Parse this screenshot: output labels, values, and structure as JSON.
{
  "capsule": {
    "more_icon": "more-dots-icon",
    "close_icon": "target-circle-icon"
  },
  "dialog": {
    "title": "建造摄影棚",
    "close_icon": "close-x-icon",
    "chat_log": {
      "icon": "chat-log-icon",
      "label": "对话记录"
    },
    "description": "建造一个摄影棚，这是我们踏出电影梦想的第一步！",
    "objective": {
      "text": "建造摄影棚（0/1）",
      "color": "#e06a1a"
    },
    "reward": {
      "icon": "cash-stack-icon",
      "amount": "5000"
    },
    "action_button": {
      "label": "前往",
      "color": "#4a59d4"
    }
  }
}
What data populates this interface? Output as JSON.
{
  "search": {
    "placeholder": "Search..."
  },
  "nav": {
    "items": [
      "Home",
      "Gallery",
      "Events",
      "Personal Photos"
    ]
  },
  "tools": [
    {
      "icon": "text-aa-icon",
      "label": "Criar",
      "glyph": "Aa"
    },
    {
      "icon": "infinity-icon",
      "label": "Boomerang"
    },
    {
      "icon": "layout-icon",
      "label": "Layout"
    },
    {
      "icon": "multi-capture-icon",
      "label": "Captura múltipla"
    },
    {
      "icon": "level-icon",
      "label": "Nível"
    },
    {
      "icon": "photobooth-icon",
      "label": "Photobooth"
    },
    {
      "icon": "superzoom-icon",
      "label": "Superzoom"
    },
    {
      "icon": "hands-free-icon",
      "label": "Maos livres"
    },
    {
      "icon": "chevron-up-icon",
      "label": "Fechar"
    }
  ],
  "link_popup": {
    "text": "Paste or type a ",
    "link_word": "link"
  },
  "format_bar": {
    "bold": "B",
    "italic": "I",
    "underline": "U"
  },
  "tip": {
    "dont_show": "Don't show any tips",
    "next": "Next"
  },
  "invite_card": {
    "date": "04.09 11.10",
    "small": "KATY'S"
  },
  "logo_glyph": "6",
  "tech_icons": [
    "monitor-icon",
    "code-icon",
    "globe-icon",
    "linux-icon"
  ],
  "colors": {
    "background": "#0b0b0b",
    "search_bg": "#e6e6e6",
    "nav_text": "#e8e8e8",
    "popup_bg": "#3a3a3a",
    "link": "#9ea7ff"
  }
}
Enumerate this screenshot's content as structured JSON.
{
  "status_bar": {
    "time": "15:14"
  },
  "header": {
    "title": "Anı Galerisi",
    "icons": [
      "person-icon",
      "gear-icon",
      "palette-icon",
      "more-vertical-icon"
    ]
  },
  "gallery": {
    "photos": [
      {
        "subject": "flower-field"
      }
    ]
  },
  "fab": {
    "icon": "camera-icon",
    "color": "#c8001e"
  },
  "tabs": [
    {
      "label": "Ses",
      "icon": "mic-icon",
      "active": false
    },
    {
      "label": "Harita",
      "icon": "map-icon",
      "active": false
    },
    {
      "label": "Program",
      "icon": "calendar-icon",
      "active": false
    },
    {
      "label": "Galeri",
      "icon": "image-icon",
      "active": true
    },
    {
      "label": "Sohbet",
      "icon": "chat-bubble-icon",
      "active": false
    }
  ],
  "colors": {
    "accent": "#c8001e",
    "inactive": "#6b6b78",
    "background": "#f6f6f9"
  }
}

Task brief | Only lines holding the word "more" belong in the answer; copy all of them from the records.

Solution to the exercise |
    "more_icon": "more-dots-icon",
      "more-vertical-icon"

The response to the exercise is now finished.